Have you ever thought about how much water is used to power each toilet flush? Back in the 1980s, it was over three gallons each time. To put that in perspective, it’s recommended that an adult should consume two liters, or half a gallon, of water each day.

Water conservation is high on people’s lists these days and there are many ways to save on water consumption within your homes or commercial properties. Converting to water-saving toilets is one way to do this.

According to the Environmental Protection Agency, changing to high-efficiency toilets in a home reduces toilet water usage more than 50%. For a family of four, that means saving 15,000 or more gallons per year.

So, are high-efficiency toilets worth the investment? Yes, not only for your water bill, but also for the overall well-being of our environment.

How Do Water-Saving Toilets Work

This toilet we installed for a Riverview homeowner uses less water than the previous one.

The National Energy Policy Act of 1995 brought into law that all new toilets had to be low flow, meaning they could use no more than 1.6 gallons a flush. At first, kits were installed on existing toilets to make this work but customers found that this method wasn’t as effective.

Different ways of making low-flow toilets were established and if you’re looking to upgrade your old toilets, we at Curtis Plumbing can help you make the best decision for your home or office space. The different types include:

  • Two-button flush: this toilet gives you options when flushing. The one-button flush, 0.8 gallons per flush, is for liquids, while the two-button full flush is for solids. This one is a popular option, as it gives more options for saving water.
  • Gravity-fed tank: the most common type, gravity-fed tanks flush based on weight and volume of the water to flush. It’s also generally the more inexpensive type.
  • Pressure-assisted: this method relies on heavily-pressurized air to push water down, out of the tank. There’s no water in the bowl until waste is flushed. These toilets tend to be the most expensive option and are also louder than gravity-fed toilets.
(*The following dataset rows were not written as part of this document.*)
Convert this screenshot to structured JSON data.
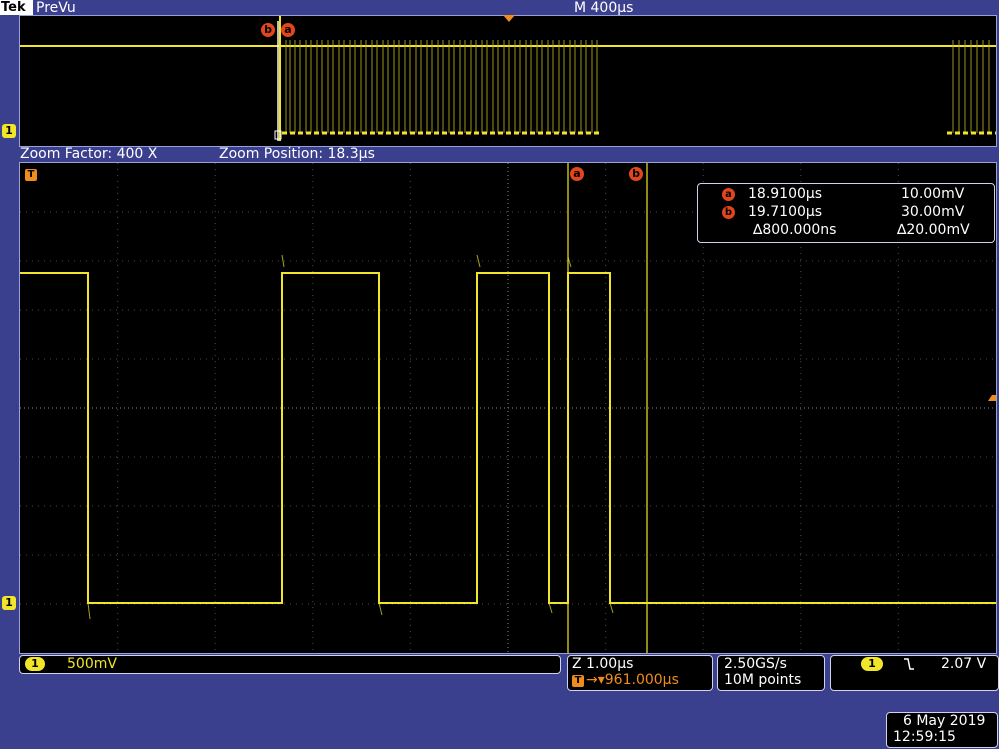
{
  "header": {
    "brand": "Tek",
    "mode": "PreVu",
    "timebase": "M 400µs"
  },
  "zoom_bar": {
    "factor": "Zoom Factor: 400 X",
    "position": "Zoom Position: 18.3µs"
  },
  "cursors": {
    "a_label": "a",
    "b_label": "b",
    "a_time": "18.9100µs",
    "a_volt": "10.00mV",
    "b_time": "19.7100µs",
    "b_volt": "30.00mV",
    "delta_time": "∆800.000ns",
    "delta_volt": "∆20.00mV"
  },
  "markers": {
    "channel": "1",
    "trigger": "T"
  },
  "status": {
    "ch1_scale": "500mV",
    "zoom_scale": "Z 1.00µs",
    "trigger_offset": "961.000µs",
    "sample_rate": "2.50GS/s",
    "record_length": "10M points",
    "trigger_channel": "1",
    "trigger_slope_icon": "falling-edge-icon",
    "trigger_level": "2.07 V"
  },
  "datetime": {
    "date": "6 May 2019",
    "time": "12:59:15"
  },
  "colors": {
    "trace": "#f0e52a",
    "cursor_marker": "#e3461b",
    "trigger": "#f08c1e",
    "frame": "#3a3f8e"
  }
}
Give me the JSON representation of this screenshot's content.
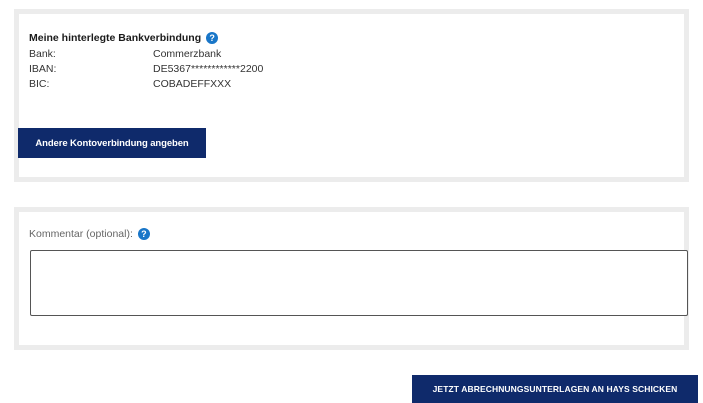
{
  "bank": {
    "title": "Meine hinterlegte Bankverbindung",
    "help_icon": "?",
    "rows": [
      {
        "label": "Bank:",
        "value": "Commerzbank"
      },
      {
        "label": "IBAN:",
        "value": "DE5367************2200"
      },
      {
        "label": "BIC:",
        "value": "COBADEFFXXX"
      }
    ],
    "change_button_label": "Andere Kontoverbindung angeben"
  },
  "comment": {
    "label": "Kommentar (optional):",
    "help_icon": "?",
    "value": ""
  },
  "submit_button_label": "JETZT ABRECHNUNGSUNTERLAGEN AN HAYS SCHICKEN",
  "colors": {
    "button_bg": "#0f2a6b",
    "help_icon_bg": "#1976c8",
    "card_border": "#ececec"
  }
}
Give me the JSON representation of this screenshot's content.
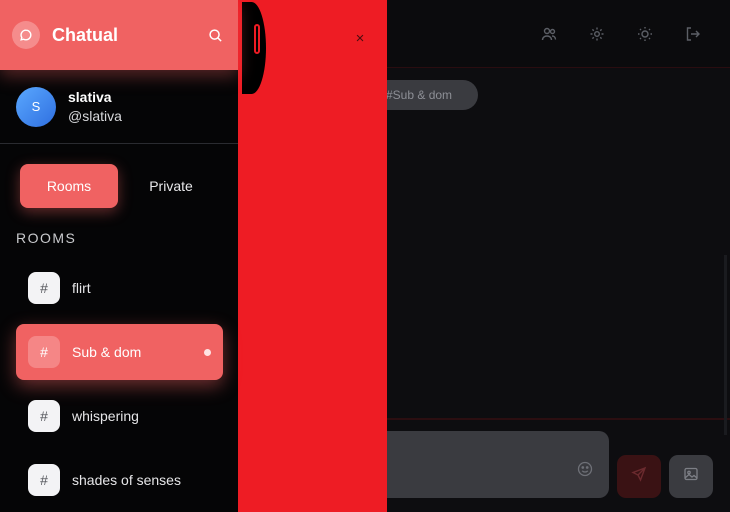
{
  "app": {
    "title": "Chatual"
  },
  "user": {
    "avatar_initial": "S",
    "name": "slativa",
    "handle": "@slativa"
  },
  "tabs": {
    "rooms": "Rooms",
    "private": "Private"
  },
  "rooms_section": {
    "label": "ROOMS",
    "items": [
      {
        "label": "flirt",
        "icon": "#",
        "active": false
      },
      {
        "label": "Sub & dom",
        "icon": "#",
        "active": true
      },
      {
        "label": "whispering",
        "icon": "#",
        "active": false
      },
      {
        "label": "shades of senses",
        "icon": "#",
        "active": false
      }
    ]
  },
  "background_chat": {
    "room_chip": "#Sub & dom",
    "close_glyph": "×"
  },
  "colors": {
    "accent": "#f06262",
    "overlay_red": "#ee1c24",
    "sidebar_bg": "#050506",
    "avatar_blue": "#3b82f6"
  },
  "icons": {
    "logo": "chat-bubble-icon",
    "search": "search-icon",
    "users": "users-icon",
    "settings": "gear-icon",
    "theme": "sun-icon",
    "logout": "logout-icon",
    "emoji": "smiley-icon",
    "send": "send-icon",
    "image": "image-icon"
  }
}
When looking at toilets, make sure to choose ones with a WaterSense label as those denote the high-efficiency toilets that will save you the most money.

Smart toilet options are also available, giving you the option to choose automatic flushing or have Bluetooth capability!

Comparing Water-Saving Toilets to Regular Toilets

In 1999, toilets were using 45.2 gallons of water per day. That number shrank to 33.1 by 2016, according to the Water Research Foundation. A big part of this decrease can be attributed to the fact that homeowners and business owners are switching to high-efficiency toilets.

But how else do these types of toilets stack up against each other?

Installing a high-efficiency toilet can save an average family around $100 a year and about $2000 over the toilet’s lifespan.

If your toilet was made in 1992 or before, you’re using 5-7 gallons per flush. That translates to anywhere between 9,000-13,000 gallons of water a year. A high-efficiency toilet uses between 1.2-1.6 gallons a flush, reducing overall annual usage to 2,300-2,900 gallons per year. That’s a huge difference and can help you save on your water bill while also being environmentally friendly.

Call us today to learn about how we can work with you to add high-efficiency toilets to your home or business!

Team member installing a toilet for a homeowner in Brandon.

We’re glad to work with you on ways to save water through your plumbing choices. Call us today at (813) 672-4111 and we can get you all the information you need to make the best choice possible for a high-efficiency toilet for your home or business!